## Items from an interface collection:
++++
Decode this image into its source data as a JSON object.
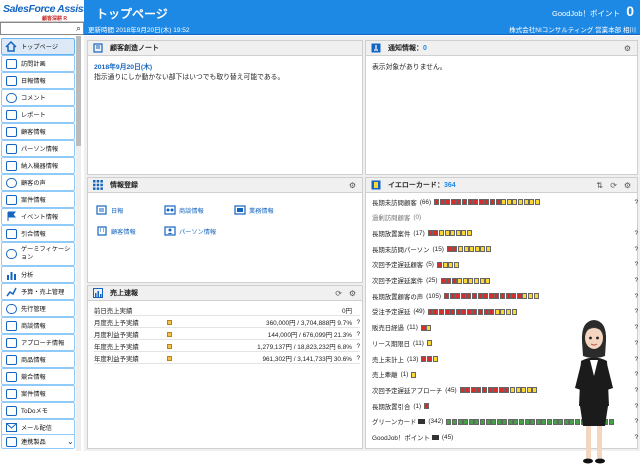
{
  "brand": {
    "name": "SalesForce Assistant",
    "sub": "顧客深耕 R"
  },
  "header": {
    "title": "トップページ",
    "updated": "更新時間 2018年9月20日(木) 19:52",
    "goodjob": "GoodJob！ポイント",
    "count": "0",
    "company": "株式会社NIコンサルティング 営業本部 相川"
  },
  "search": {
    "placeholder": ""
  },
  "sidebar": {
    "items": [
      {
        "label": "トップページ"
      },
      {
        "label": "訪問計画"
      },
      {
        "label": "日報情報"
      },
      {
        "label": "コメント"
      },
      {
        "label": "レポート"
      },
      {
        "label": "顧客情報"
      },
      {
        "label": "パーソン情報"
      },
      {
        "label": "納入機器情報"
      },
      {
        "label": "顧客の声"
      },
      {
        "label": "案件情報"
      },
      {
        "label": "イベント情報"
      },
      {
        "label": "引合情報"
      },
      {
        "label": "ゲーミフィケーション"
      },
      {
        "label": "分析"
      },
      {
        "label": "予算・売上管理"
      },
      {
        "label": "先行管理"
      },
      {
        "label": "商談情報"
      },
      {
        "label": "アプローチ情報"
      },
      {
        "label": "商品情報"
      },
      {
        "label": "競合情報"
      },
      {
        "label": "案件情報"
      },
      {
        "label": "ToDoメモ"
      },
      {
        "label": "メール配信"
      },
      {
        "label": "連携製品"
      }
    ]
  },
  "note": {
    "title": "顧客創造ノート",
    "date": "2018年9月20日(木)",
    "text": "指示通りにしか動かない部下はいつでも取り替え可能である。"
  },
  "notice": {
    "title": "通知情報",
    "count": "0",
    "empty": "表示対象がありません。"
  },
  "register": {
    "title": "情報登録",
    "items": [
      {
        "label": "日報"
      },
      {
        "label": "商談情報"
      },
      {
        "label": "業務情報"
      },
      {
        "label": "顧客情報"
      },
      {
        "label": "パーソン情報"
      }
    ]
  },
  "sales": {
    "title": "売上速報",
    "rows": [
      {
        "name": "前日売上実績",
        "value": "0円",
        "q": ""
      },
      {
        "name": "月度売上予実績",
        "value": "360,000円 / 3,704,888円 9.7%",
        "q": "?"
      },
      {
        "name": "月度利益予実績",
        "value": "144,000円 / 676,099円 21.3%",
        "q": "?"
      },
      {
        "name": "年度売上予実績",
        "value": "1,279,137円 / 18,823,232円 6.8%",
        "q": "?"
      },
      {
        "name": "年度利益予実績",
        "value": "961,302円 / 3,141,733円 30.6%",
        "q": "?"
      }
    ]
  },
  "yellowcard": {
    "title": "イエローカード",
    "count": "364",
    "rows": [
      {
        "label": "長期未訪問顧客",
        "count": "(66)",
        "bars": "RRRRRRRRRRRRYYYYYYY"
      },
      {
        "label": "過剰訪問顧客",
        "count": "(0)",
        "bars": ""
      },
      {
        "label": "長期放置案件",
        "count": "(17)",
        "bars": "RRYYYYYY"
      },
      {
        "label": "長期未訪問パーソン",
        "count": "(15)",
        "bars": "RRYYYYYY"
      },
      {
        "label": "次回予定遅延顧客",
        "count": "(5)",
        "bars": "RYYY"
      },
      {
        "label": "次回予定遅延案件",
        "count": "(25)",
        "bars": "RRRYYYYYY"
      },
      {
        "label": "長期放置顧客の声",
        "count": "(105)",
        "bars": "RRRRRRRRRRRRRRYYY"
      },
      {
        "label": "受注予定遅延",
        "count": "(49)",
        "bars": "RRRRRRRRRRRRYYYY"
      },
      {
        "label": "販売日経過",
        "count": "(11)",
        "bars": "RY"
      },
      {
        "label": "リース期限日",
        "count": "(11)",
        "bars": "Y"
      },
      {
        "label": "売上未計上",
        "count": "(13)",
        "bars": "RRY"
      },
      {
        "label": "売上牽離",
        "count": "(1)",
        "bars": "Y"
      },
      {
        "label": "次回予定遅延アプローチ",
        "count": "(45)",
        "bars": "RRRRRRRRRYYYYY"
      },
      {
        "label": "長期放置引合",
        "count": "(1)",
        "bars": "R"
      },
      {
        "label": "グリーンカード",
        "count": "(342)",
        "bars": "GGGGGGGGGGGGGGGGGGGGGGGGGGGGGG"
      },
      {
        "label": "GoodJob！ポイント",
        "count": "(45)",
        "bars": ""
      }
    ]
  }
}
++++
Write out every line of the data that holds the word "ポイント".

## TASK OUTPUT:
    "goodjob": "GoodJob！ポイント",
        "label": "GoodJob！ポイント",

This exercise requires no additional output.